Delight in the guilty pleasure of peering into the lives of others? The Voyeurs by Gabrielle Bell offers an intimate series of autobiographical shorts that divulge the frustrations of Bell as an artist, and as a single observer in a hectic world. From being overshadowed by her filmmaker boyfriend in France, to her brief paranoia of becoming John Cheever, to building a tent around her apartment’s radiator for a cheap alternative to Bikram yoga, you never know where Bell’s eccentricities are going next.
Heads or Tails by Lilli Carré is a visually whimsical array of stories and concepts executed with colorful design and incredible lines. Carré creates eerie realms where a man falls in love with a tree, a woman’s doppelganger suddenly appears at her favorite bar, and a chance encounter leaves a man alone and being stared down by a plush animal. Moments of indecision and social awkwardness are poignantly interrupted by mysterious silences of nature, animals, and the grace in absurdity.
Glyn Dillon’s filmic masterpiece, The Nao of Brown, is equal parts psychological thriller and part surrealist meditation. Beautiful Nao Brown is a young, part-time employee at an eccentric toyshop who struggles with loneliness, love, and… compulsive violent thoughts about harming those around her. Her road to enlightenment begins when a burly yet contemplative washing machine repairman, who uncannily resembles her cherished Japanese character “Ichi,” shows up. This absorbing tale of self-discovery is humorous, artistically imaginative, and will stay with you long after you’ve put it down.

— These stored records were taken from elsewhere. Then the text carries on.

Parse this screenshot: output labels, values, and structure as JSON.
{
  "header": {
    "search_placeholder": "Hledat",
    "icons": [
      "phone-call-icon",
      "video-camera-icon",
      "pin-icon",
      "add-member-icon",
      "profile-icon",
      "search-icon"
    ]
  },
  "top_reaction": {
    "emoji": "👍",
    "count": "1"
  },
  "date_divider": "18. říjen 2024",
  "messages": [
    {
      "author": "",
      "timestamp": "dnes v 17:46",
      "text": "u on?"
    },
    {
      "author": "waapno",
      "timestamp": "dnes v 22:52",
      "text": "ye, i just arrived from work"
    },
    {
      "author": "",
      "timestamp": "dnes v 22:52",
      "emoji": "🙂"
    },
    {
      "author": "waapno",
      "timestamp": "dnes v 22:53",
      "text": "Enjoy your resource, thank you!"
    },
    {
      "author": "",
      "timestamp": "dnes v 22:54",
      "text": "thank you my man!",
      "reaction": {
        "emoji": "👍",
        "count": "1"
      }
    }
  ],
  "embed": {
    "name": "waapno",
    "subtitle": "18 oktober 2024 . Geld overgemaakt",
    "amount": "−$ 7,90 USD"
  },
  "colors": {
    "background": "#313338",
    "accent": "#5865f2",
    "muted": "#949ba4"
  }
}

Friends and bestselling historical romance authors Julia Quinn, Eloisa James, and Connie Brockway have teamed up to bring readers The Lady Most Willing: A Novel in Three Parts, the story of an outrageous kidnapping plot that leads to four unlikely romances. Although romance authors frequently collaborate on collections of novellas, Quinn, James, and Brockway decided to try something a little different. Each wrote a part of a story that would become one cohesive novel. The result was their first shared novel The Lady Most Likely: A Novel in Three Parts. The trio enjoyed that project so much that they decided to try it again. When Brockway suggested a plot inspired by one of her favorite movies, Seven Brides for Seven Brothers, The Lady Most Willing was born.
Laird Taran Ferguson wants his nephews to marry and produce heirs to secure the family line, so he hatches a drunken plan to kidnap eligible young ladies for them to marry. What could possibly go wrong? He and his men decide to capture three young heiresses, Lady Cecily Tarleton and sisters Fiona and Marilla Chisholm, from a ball at Bellemere Castle. During the raid, Taran’s men are confused about one of the ladies’ identity, and Catriona Burns is mistakenly taken, too. The inept kidnappers steal a carriage for their getaway, and The Duke of Bretton, who was sleeping off a substantial amount of brandy in his carriage, is also inadvertently abducted. The whole group is brought to Finovair Castle where they are snowed in together, and fate and love soon intervene. This witty, warm romance is the perfect antidote for a chilly winter night.